To allow for such adaptation, many underlying design changes have and will take place. Processing will be centralized both in-vehicle to allow for lower-cost, efficient edge computing, e.g., move away from 70-80 separate boxes per vehicle to a few super-computers and off-vehicle to allow for improved learning across the entire fleet. Therein, the few, consolidated in-vehicle processors will be designed for extensibility akin to phones, and the computing architecture must allow for future applications to sit atop a platform that can evolve long-past the production date of the metal and gears. To numerically describe that expansion, the 2016 Ford F150 had 150M lines of code, whereas newer vehicles are estimated to reach one billion (1B) lines not including off-vehicle (“cloud”) software. To design for the extensibility of a product that’ll launch in 3-4 years and live in the field for 10-15 years requires a superior, flexible architecture.
“We are the architects of our own operating system, a chip-to-cloud architecture that enables the decoupling of software and hardware,” Mercedes-Benz’s CEO, Ola Källenius explained to investors in April. “We are on a journey to also become a software company. We will put supercomputer-like performance into every single Mercedes.”
Manufacturer strategies like these are a major part of why NVIDIA’s stock exploded 30% last week with an additional 38% growth expected.

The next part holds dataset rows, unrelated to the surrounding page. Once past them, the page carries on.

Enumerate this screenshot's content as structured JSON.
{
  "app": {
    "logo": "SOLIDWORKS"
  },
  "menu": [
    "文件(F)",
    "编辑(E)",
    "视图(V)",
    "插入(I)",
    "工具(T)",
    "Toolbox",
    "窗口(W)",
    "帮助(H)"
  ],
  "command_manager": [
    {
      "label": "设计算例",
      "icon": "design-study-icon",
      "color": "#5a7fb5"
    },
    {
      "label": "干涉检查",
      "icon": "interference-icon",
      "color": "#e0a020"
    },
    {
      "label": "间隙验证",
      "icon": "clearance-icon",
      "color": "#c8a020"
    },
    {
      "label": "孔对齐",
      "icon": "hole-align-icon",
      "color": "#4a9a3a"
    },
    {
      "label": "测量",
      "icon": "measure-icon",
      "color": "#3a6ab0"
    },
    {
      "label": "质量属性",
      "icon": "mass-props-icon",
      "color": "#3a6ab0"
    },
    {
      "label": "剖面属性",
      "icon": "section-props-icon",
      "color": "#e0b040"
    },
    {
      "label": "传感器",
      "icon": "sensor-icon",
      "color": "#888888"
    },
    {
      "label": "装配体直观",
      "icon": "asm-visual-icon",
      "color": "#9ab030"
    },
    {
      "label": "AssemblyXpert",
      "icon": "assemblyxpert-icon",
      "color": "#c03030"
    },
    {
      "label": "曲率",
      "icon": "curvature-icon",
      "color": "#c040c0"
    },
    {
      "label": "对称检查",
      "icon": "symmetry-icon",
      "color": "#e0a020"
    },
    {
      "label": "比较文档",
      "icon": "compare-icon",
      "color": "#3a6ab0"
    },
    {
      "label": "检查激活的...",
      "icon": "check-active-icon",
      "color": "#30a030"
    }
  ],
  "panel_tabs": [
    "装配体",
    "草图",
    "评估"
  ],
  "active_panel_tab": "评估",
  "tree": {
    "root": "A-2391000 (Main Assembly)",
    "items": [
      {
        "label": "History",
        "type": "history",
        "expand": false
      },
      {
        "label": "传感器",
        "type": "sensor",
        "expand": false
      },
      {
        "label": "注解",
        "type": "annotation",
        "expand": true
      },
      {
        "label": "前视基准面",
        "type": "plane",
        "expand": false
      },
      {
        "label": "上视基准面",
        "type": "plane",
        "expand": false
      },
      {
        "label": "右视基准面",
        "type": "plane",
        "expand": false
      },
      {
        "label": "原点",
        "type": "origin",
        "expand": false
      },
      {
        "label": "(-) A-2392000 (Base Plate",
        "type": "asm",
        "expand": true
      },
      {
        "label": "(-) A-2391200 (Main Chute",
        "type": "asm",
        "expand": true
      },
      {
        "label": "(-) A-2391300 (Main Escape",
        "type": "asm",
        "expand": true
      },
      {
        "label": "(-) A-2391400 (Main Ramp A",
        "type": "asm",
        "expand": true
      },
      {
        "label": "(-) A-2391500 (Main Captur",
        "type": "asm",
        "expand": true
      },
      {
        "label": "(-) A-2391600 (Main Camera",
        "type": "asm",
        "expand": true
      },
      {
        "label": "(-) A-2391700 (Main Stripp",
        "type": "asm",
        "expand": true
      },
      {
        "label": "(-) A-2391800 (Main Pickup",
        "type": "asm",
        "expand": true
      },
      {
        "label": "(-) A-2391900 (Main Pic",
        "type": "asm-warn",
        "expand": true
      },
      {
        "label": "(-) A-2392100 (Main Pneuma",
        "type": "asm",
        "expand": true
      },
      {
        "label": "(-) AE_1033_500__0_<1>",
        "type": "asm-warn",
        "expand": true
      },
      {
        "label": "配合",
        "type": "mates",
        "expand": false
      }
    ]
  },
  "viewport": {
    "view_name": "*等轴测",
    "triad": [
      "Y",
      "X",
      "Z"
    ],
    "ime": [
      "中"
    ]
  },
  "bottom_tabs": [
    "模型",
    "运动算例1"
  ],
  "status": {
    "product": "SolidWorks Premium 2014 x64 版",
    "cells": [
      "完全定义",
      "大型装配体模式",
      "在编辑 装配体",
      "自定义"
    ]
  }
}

Per Källenius’s words, the automotive industry is rapidly changing behind what’s normally mentioned in the press about electrification and automation: it’s softwarification (pronounced soft-WAR-if-ah-kay-shun). Manufacturers have realized that commercial differentiation, complex integration and data security require them to actively control a larger percentage of the exploding software both in-and-out of vehicle. Sometimes that’s by purchasing software — akin to buying the production tooling for hardware — or sometimes it’s as extreme as buying-up companies for their software development capabilities, e.g., GM buying Cruise Automation in 2016, Ford acquiring the BlackBerry team in 2017, Stellantis to spend upwards of $34B on growth including the 2022 purchase of aiMotive.
Regardless of organic or inorganic growth, this shift in the industry will require new capabilities historically difficult for most manufacturers: co-development between OEM and supplier. Since the supplier must provide super-computers with sufficient processing power, they must develop the non-differentiating, base software and integrate the manufacturer’s code thereafter, which has traditionally caused integration quality and project coordination issues. “Finding automated ways to share and continuously integrate code requires coordination from both parties,” suggests Envorso’s CEO and former head of Lincoln, Scott Tobin. “That allows both companies to understand the ongoing truth with transparency from beginning to end.”
And without such transparency, the intelligence that’s artificial will be “who’s winning the race.”